**PROMPT:** Without changing a single character, write out every record below.

**Entries from a dataset of interfaces:**
------------------------

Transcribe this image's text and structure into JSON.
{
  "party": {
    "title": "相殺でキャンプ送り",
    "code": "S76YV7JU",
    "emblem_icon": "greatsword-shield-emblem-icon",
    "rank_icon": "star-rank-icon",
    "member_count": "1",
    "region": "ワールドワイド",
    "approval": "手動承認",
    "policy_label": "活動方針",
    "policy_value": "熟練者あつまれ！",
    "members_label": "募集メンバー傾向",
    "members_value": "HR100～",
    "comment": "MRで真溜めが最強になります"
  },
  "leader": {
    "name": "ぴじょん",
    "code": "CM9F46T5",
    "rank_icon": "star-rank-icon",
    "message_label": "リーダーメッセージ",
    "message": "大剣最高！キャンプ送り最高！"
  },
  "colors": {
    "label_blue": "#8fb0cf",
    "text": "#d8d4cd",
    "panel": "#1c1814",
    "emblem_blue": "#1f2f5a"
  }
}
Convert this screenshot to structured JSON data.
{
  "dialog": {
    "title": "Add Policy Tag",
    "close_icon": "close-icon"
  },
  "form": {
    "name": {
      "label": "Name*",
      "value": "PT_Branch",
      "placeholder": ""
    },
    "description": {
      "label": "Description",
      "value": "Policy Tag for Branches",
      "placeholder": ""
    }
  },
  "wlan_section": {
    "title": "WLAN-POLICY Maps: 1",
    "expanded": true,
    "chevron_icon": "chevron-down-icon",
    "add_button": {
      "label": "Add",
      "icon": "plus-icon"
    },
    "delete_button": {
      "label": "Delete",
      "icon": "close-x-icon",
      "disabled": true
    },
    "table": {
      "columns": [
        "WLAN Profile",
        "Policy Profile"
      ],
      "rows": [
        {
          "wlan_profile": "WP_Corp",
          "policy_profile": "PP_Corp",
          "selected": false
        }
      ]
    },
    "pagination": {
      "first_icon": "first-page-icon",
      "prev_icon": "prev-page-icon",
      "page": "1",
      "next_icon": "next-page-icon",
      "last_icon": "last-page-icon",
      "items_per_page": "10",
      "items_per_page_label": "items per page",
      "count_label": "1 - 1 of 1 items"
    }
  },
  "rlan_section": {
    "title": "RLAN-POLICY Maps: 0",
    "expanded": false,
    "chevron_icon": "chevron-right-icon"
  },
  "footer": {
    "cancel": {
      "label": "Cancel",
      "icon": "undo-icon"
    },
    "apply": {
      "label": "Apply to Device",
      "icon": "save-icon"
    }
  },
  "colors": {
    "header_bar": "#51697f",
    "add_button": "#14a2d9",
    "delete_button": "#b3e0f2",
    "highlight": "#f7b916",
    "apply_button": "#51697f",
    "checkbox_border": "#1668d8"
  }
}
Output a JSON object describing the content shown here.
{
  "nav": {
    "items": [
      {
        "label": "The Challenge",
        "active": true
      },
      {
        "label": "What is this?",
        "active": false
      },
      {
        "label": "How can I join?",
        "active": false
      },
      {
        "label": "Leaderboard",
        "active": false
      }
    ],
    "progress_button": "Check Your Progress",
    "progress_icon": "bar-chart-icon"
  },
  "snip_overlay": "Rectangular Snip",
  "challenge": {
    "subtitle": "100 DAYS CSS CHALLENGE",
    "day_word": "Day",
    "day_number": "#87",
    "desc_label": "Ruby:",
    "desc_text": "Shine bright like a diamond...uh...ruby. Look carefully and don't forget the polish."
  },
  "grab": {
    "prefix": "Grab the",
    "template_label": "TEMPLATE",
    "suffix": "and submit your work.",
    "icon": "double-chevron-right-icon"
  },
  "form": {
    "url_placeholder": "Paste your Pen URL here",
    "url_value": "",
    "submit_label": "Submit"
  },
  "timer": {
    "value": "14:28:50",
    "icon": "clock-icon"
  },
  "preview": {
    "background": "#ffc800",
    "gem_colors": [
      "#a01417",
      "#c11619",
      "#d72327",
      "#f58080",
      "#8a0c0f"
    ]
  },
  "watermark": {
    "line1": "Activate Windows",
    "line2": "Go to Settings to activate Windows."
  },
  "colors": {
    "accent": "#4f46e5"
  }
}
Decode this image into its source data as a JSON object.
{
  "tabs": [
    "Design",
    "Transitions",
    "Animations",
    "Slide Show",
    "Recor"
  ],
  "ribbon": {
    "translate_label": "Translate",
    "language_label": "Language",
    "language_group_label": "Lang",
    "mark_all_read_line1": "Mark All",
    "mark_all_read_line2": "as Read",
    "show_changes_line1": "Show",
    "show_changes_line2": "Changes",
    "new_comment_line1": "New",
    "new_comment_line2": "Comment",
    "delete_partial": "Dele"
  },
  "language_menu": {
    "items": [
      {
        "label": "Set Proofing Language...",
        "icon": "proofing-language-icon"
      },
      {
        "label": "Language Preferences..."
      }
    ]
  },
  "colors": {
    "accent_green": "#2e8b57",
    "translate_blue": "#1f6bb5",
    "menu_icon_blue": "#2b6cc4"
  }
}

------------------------

**TASK RESPONSE:**
Transcribe this image's text and structure into JSON.
{
  "party": {
    "title": "相殺でキャンプ送り",
    "code": "S76YV7JU",
    "emblem_icon": "greatsword-shield-emblem-icon",
    "rank_icon": "star-rank-icon",
    "member_count": "1",
    "region": "ワールドワイド",
    "approval": "手動承認",
    "policy_label": "活動方針",
    "policy_value": "熟練者あつまれ！",
    "members_label": "募集メンバー傾向",
    "members_value": "HR100～",
    "comment": "MRで真溜めが最強になります"
  },
  "leader": {
    "name": "ぴじょん",
    "code": "CM9F46T5",
    "rank_icon": "star-rank-icon",
    "message_label": "リーダーメッセージ",
    "message": "大剣最高！キャンプ送り最高！"
  },
  "colors": {
    "label_blue": "#8fb0cf",
    "text": "#d8d4cd",
    "panel": "#1c1814",
    "emblem_blue": "#1f2f5a"
  }
}
Convert this screenshot to structured JSON data.
{
  "dialog": {
    "title": "Add Policy Tag",
    "close_icon": "close-icon"
  },
  "form": {
    "name": {
      "label": "Name*",
      "value": "PT_Branch",
      "placeholder": ""
    },
    "description": {
      "label": "Description",
      "value": "Policy Tag for Branches",
      "placeholder": ""
    }
  },
  "wlan_section": {
    "title": "WLAN-POLICY Maps: 1",
    "expanded": true,
    "chevron_icon": "chevron-down-icon",
    "add_button": {
      "label": "Add",
      "icon": "plus-icon"
    },
    "delete_button": {
      "label": "Delete",
      "icon": "close-x-icon",
      "disabled": true
    },
    "table": {
      "columns": [
        "WLAN Profile",
        "Policy Profile"
      ],
      "rows": [
        {
          "wlan_profile": "WP_Corp",
          "policy_profile": "PP_Corp",
          "selected": false
        }
      ]
    },
    "pagination": {
      "first_icon": "first-page-icon",
      "prev_icon": "prev-page-icon",
      "page": "1",
      "next_icon": "next-page-icon",
      "last_icon": "last-page-icon",
      "items_per_page": "10",
      "items_per_page_label": "items per page",
      "count_label": "1 - 1 of 1 items"
    }
  },
  "rlan_section": {
    "title": "RLAN-POLICY Maps: 0",
    "expanded": false,
    "chevron_icon": "chevron-right-icon"
  },
  "footer": {
    "cancel": {
      "label": "Cancel",
      "icon": "undo-icon"
    },
    "apply": {
      "label": "Apply to Device",
      "icon": "save-icon"
    }
  },
  "colors": {
    "header_bar": "#51697f",
    "add_button": "#14a2d9",
    "delete_button": "#b3e0f2",
    "highlight": "#f7b916",
    "apply_button": "#51697f",
    "checkbox_border": "#1668d8"
  }
}
Output a JSON object describing the content shown here.
{
  "nav": {
    "items": [
      {
        "label": "The Challenge",
        "active": true
      },
      {
        "label": "What is this?",
        "active": false
      },
      {
        "label": "How can I join?",
        "active": false
      },
      {
        "label": "Leaderboard",
        "active": false
      }
    ],
    "progress_button": "Check Your Progress",
    "progress_icon": "bar-chart-icon"
  },
  "snip_overlay": "Rectangular Snip",
  "challenge": {
    "subtitle": "100 DAYS CSS CHALLENGE",
    "day_word": "Day",
    "day_number": "#87",
    "desc_label": "Ruby:",
    "desc_text": "Shine bright like a diamond...uh...ruby. Look carefully and don't forget the polish."
  },
  "grab": {
    "prefix": "Grab the",
    "template_label": "TEMPLATE",
    "suffix": "and submit your work.",
    "icon": "double-chevron-right-icon"
  },
  "form": {
    "url_placeholder": "Paste your Pen URL here",
    "url_value": "",
    "submit_label": "Submit"
  },
  "timer": {
    "value": "14:28:50",
    "icon": "clock-icon"
  },
  "preview": {
    "background": "#ffc800",
    "gem_colors": [
      "#a01417",
      "#c11619",
      "#d72327",
      "#f58080",
      "#8a0c0f"
    ]
  },
  "watermark": {
    "line1": "Activate Windows",
    "line2": "Go to Settings to activate Windows."
  },
  "colors": {
    "accent": "#4f46e5"
  }
}
Decode this image into its source data as a JSON object.
{
  "tabs": [
    "Design",
    "Transitions",
    "Animations",
    "Slide Show",
    "Recor"
  ],
  "ribbon": {
    "translate_label": "Translate",
    "language_label": "Language",
    "language_group_label": "Lang",
    "mark_all_read_line1": "Mark All",
    "mark_all_read_line2": "as Read",
    "show_changes_line1": "Show",
    "show_changes_line2": "Changes",
    "new_comment_line1": "New",
    "new_comment_line2": "Comment",
    "delete_partial": "Dele"
  },
  "language_menu": {
    "items": [
      {
        "label": "Set Proofing Language...",
        "icon": "proofing-language-icon"
      },
      {
        "label": "Language Preferences..."
      }
    ]
  },
  "colors": {
    "accent_green": "#2e8b57",
    "translate_blue": "#1f6bb5",
    "menu_icon_blue": "#2b6cc4"
  }
}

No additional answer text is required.